Five pairs of muscles allow you to open and close your mouth. They also control forward, backward, and side-to-side movements of the lower jaw. Also involved in these movements are the TM joints. Each of these important joints has two sections, connected by a disk, that make possible the hinge action and gliding action needed to open the mouth widely. Any problem that prevents this complex system of muscles, joints, ligaments, and bones from working together properly may result in a TM disorder.

TM disorders have many signs and symptoms. Some of the most common ones include the following:

  1. Pain in or around the ear. This pain often spreads to the face.
  2. Tenderness of the jaw muscles.
  3. Clicking or popping noise when one opens or closes the mouth.
  4. Difficulty in opening one's mouth.
  5. Jaws that "get stuck", "lock", or "go out."
  6. Pain brought on by yawning, chewing, or opening the mouth widely.
  7. Certain types of headaches or neck aches.

Your dentist can determine the cause of your symptoms by conducting a series of diagnostic tests.

Remember that TM disorders often result when the chewing muscles and the temporomandibular joint (TMJ) do not work together correctly. When this occurs, the muscles will often go into a spasm (cramp). This spasm can then become part of a cycle that results in tissue damage, pain, and muscle tenderness.

Although accidents such as injuries to the jaw, head, or neck, or diseases such as arthritis may result in some TM problems. Factors relating to the teeth and bite are also believed to be common causes of TM disorders. Among these factors are the following:

  1. Oral habits such as clenching the teeth or grinding the teeth (bruxism). These habits can tire the muscles and cause them to go into spasm. The spasm causes pain, which in turn causes more spasm. The end result of this cycle may eventually be a TM disorder.
  2. Problems in the way the teeth fit together or bite. Improperly aligned teeth can sometime place the chewing muscles under stress and cause them to go into spasm thus setting off the harmful cycle described earlier. frequently, oral habits and problems with the bite work together to cause TM disorders.

Some common methods of treating TM disorders are listed below:

  1. Elimination of spasms and pain. This can be done by applying moist heat to the face, using prescribed muscle relaxants or other medications, massaging the muscles, and eating soft, non-chewy foods. Bite plates or occlusal (bite) splints can also be made. This treatment helps to eliminate the harmful effects of clenching or grinding the teeth.
  2. Counseling or biofeedback/relaxation training. Many times, counseling is used along with other forms of treatment, if emotional stress is the factor that causes clenching or grinding of the teeth, that stress should be reduced or eliminated. Biofeedback, a relaxation technique that teaches people to control tension throughout various parts of the body with the aid of an electronic monitoring device, can also be helpful in reducing muscle tension in the jaws.
  3. Correcting the way the teeth fit together. If your bite is incorrect or uneven, it can be adjusted by selective grinding of the teeth. Orthodontic appliances (braces) and other dental procedures may also be used to reduce the problems caused by incorrect tooth contact (improperly aligned teeth).
  4. Surgery. If muscle spasms have occurred for long periods, the TMJ itself may have become injured or arthritic. In addition, the bones and the soft tissues of the TMJ may slip out of normal position because of trauma, such as a blow to the head, or due to some other cause. Occasionally in severe cases such as these, surgery may be needed to correct the TMJ problem.

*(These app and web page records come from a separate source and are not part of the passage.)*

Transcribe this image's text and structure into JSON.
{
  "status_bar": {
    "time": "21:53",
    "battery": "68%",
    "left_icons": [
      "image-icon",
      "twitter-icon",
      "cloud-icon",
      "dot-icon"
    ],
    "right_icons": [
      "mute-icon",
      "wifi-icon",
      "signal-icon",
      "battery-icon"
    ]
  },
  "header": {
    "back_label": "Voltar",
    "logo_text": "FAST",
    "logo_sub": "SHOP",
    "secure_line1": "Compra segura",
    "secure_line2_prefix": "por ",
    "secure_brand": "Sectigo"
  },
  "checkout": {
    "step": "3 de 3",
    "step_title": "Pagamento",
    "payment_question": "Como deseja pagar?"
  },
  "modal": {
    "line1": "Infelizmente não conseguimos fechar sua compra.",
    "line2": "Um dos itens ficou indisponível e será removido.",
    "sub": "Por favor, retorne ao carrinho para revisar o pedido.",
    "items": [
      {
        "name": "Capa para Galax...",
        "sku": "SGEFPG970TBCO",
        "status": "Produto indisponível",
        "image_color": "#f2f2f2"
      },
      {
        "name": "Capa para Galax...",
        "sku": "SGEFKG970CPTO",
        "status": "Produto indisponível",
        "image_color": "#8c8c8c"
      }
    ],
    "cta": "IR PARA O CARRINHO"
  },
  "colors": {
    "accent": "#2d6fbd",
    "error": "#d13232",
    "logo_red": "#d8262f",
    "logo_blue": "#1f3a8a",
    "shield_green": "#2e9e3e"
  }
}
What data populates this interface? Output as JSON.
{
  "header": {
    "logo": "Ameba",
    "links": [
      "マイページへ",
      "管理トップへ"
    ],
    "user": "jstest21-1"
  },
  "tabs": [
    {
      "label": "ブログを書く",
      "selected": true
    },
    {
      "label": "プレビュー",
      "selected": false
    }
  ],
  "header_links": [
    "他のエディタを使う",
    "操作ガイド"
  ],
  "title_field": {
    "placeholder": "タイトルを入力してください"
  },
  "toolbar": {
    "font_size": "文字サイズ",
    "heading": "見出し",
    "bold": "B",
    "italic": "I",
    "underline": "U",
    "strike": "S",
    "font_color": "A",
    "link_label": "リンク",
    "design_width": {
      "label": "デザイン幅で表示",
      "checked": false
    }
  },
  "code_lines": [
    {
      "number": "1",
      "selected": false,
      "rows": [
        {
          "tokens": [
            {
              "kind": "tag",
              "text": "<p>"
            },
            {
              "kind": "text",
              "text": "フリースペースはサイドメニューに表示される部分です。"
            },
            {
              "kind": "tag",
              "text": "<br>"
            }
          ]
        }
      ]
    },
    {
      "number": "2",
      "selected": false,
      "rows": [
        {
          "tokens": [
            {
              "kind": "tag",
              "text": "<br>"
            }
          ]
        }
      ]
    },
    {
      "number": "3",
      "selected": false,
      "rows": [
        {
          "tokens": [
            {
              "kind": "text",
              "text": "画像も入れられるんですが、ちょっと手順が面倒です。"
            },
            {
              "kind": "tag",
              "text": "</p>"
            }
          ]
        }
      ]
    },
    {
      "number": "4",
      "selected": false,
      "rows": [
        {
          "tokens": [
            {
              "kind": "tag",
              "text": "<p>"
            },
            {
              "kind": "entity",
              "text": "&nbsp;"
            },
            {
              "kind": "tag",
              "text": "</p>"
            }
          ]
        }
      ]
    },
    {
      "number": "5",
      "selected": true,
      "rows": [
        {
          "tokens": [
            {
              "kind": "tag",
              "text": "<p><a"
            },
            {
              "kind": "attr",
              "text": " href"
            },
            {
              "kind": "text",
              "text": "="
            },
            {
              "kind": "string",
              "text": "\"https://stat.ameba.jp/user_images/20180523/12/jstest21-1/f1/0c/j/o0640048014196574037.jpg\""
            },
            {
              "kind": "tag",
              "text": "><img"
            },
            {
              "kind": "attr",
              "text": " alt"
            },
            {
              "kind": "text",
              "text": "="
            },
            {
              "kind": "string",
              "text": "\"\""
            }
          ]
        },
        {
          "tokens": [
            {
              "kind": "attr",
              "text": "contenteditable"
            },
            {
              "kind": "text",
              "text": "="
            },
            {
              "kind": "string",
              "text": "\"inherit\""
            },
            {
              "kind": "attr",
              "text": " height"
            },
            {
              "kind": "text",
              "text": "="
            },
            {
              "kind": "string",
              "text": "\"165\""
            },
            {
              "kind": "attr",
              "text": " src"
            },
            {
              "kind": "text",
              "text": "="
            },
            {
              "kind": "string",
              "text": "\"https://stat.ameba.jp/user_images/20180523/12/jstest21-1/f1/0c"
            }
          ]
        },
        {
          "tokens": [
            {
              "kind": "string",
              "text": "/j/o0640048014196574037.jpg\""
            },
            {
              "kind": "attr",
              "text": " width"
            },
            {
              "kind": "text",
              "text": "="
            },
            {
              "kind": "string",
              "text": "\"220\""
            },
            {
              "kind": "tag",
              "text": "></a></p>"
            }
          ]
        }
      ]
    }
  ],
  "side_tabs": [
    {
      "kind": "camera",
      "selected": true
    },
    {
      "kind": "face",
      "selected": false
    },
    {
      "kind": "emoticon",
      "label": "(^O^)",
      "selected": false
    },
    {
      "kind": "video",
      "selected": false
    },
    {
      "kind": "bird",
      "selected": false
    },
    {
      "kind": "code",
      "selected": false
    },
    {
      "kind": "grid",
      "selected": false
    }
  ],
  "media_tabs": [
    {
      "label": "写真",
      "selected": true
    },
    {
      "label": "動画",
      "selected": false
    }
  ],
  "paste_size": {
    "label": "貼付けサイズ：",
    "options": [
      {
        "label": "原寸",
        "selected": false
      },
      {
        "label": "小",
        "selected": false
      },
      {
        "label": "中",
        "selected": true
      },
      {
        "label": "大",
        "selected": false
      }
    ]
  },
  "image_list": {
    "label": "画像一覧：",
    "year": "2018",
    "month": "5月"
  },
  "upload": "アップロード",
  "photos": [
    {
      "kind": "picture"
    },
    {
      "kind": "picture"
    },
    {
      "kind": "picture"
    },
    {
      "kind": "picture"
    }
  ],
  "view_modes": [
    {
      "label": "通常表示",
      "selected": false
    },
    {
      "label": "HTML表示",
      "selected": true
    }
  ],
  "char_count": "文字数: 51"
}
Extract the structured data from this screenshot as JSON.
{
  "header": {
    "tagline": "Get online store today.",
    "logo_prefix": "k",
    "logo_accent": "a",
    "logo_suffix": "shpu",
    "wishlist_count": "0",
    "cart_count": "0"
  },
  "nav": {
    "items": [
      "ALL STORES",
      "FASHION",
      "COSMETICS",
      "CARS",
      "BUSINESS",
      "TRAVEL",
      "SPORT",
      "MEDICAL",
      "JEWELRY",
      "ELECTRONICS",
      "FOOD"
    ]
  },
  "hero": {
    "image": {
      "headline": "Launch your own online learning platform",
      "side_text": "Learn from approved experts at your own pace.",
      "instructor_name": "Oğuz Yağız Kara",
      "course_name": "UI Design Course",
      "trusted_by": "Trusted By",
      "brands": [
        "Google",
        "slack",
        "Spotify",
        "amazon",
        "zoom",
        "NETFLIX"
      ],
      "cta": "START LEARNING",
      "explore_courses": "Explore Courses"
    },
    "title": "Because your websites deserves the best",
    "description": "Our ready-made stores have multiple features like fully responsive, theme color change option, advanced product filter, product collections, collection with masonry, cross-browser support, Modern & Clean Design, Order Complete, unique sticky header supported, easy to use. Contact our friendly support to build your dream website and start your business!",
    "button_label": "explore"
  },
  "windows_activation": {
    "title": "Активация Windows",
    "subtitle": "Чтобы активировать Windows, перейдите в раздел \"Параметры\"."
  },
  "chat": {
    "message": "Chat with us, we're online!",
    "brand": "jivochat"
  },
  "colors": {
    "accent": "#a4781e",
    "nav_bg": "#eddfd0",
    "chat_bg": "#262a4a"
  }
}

Your dentist and other health professionals who provide treatment for TM disorders care about your health and comfort. Follow the recommendations they give you and discuss with them any concerns you have. Remember, in many cases the pain, headaches, and other symptoms associated with TM disorders can be successfully and readily treated.